Strategies How To Avoid and Recognize the Scams
This section will help give you the tools and resources that you can use to analyze work from home opportunities and decide for yourself if they are legitimate or scams. I urge you to read all of the articles listed below before even considering any work from home offers.
Although I have tried to be thorough, realize that there is no way to cover everything. Use your common sense and that of your closest friends. Don't be shy about asking two friends for their opinions. If you're an optimist that refuses to see the negative in anything, chances are one of your friends isn't.
Unfortunately, more work from home scams exist than legitimate job listings. How do you determine which ones are frauds and which ones are genuine? First, you need to spend some time researching the program and getting all the details before you spend a penny. Don't rush into anything, no matter how short lived the position might seem. The time you spend in advance will save you in the end.
Here are some general rules to remember:
- Use common sense. If it sounds too good to be true, it is. Be carefully of listings that guarantee you wealth or financial success or that will help you get rich fast from home. They will probably do none of the above.
- Take your time. Promoters of fraudulent business opportunities are likely to use high-pressure sales tactics to get you to buy in.
- Consider the figures they present as the top 0.01% not the averages. If they say people are making $50-$100 a day, figure that only one out of a thousand people are making that. The other 999 people are making considerably less.
- Get all the details before you spend any money.
- Know who you are dealing with. Make sure you have an address and a contact number. Call the number and see if it is in service. Google the address. Is it a legitimate address, is it a postal mailbox, or is an empty lot?
- Nothing will make you tons of money overnight. Sorry.
- Be aware of legal issues. Some types of work require licenses or certification and cannot be done at home. Check with your state and local offices. Look for the nearest U.S. Department of Labor in the government listings of your phone book.
- Know the companies refund policy. If you have to buy equipment or supplies, ask whether you can return them for a refund and under what circumstances you can do so.
- Do your own research on all opportunities. There are many resources available to provide good advice and lists of scams as well as legitimate opportunities. For example, my page entitled Evaluating a Website gives you a step by step questionnaire to use when evaluating the site.
Okay now you're ready to move on to one of the following articles:
Ten Tips on How to avoid Work at Home Scams: These are some general rules to remember when dealing with work from home business opportunities.

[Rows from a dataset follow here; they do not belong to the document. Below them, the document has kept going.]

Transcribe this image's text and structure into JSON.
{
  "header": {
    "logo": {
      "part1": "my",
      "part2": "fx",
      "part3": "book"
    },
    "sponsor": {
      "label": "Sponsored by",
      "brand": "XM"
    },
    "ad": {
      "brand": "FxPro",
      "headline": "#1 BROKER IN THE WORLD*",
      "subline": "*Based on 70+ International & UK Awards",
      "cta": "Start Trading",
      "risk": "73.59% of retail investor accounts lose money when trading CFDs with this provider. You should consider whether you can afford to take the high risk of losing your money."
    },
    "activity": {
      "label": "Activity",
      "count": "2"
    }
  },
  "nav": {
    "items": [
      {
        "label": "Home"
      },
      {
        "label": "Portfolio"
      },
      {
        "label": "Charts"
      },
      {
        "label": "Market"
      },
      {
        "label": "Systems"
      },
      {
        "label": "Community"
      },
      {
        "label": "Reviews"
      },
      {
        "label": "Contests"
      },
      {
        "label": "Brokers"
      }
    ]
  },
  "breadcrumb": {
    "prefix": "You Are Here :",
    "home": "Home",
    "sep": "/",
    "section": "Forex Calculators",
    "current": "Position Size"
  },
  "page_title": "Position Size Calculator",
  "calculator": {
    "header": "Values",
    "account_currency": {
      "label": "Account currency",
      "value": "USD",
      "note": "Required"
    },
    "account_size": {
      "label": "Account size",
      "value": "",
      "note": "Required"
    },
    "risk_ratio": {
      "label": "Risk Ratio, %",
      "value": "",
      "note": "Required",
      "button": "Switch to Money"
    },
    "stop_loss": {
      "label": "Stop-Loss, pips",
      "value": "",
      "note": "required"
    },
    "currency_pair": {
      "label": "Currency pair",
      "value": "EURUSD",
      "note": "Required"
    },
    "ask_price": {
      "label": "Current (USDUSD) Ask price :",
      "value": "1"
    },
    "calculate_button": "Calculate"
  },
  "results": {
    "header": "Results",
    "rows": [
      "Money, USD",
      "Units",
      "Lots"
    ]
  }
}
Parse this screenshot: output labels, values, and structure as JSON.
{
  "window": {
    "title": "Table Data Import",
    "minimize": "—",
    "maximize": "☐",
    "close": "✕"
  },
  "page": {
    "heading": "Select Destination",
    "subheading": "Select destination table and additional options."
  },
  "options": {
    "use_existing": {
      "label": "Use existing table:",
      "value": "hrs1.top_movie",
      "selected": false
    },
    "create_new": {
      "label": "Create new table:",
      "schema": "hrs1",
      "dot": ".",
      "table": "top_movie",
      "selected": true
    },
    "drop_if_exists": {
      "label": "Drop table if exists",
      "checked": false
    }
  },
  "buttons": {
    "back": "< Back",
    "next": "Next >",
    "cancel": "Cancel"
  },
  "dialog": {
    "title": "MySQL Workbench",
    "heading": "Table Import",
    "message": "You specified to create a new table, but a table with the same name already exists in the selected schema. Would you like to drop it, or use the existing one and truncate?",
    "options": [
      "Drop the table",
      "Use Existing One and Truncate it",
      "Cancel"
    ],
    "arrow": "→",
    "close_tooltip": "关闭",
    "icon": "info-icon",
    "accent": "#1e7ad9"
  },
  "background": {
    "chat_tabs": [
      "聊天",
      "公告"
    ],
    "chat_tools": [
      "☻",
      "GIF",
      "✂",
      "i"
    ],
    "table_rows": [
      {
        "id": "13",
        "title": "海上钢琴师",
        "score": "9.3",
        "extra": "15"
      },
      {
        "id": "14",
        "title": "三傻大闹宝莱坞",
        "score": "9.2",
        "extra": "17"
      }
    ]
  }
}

Evaluating a Website: In-depth information about how to evaluate a website and online work from home claims. Read it to help you decide if an offer is legitimate or fraudulent.
Questions you must answer before investing: A more user-friendly list of some of the main questions you should have answered before spending any money.